* TASK TO CARRY OUT *
Among the entries, find each line that includes the string "this" and list it.

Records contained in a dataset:
------------------------------------------------------------------------

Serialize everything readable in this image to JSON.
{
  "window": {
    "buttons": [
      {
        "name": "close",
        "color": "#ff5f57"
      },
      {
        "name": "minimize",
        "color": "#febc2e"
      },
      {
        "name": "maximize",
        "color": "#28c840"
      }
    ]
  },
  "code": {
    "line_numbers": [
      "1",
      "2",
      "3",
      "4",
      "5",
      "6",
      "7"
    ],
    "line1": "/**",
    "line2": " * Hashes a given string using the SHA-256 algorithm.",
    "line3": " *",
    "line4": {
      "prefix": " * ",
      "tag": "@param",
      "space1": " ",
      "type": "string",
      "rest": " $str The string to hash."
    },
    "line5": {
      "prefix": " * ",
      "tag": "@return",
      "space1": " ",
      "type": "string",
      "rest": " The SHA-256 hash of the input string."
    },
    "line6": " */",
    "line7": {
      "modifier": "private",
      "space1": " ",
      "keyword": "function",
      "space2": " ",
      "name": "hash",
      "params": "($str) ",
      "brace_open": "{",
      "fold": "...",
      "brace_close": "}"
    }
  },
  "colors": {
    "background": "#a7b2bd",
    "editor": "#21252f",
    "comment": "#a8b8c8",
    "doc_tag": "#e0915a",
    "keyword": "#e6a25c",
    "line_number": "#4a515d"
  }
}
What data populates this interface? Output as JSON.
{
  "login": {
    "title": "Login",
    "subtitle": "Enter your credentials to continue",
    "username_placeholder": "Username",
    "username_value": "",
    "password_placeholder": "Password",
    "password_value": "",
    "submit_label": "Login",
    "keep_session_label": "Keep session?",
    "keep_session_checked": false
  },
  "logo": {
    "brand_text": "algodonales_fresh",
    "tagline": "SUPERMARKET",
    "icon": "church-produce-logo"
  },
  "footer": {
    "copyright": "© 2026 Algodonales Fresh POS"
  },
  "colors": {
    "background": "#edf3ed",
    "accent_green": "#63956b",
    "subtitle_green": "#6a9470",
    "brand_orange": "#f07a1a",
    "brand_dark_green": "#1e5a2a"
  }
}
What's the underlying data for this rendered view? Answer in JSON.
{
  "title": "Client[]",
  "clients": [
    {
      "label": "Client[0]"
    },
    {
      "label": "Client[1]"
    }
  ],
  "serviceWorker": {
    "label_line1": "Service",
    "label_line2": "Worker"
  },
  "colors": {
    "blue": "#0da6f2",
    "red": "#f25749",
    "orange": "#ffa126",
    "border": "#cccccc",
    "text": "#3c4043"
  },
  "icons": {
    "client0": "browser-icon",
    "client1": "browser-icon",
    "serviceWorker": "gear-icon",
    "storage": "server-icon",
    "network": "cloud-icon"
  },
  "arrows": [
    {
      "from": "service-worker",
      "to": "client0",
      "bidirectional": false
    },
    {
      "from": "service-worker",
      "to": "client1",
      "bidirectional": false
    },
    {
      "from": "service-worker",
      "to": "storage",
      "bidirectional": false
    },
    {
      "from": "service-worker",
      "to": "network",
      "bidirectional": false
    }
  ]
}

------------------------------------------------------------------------

* YOUR SOLUTION *
Serialize everything readable in this image to JSON.
What data populates this interface? Output as JSON.
What's the underlying data for this rendered view? Answer in JSON.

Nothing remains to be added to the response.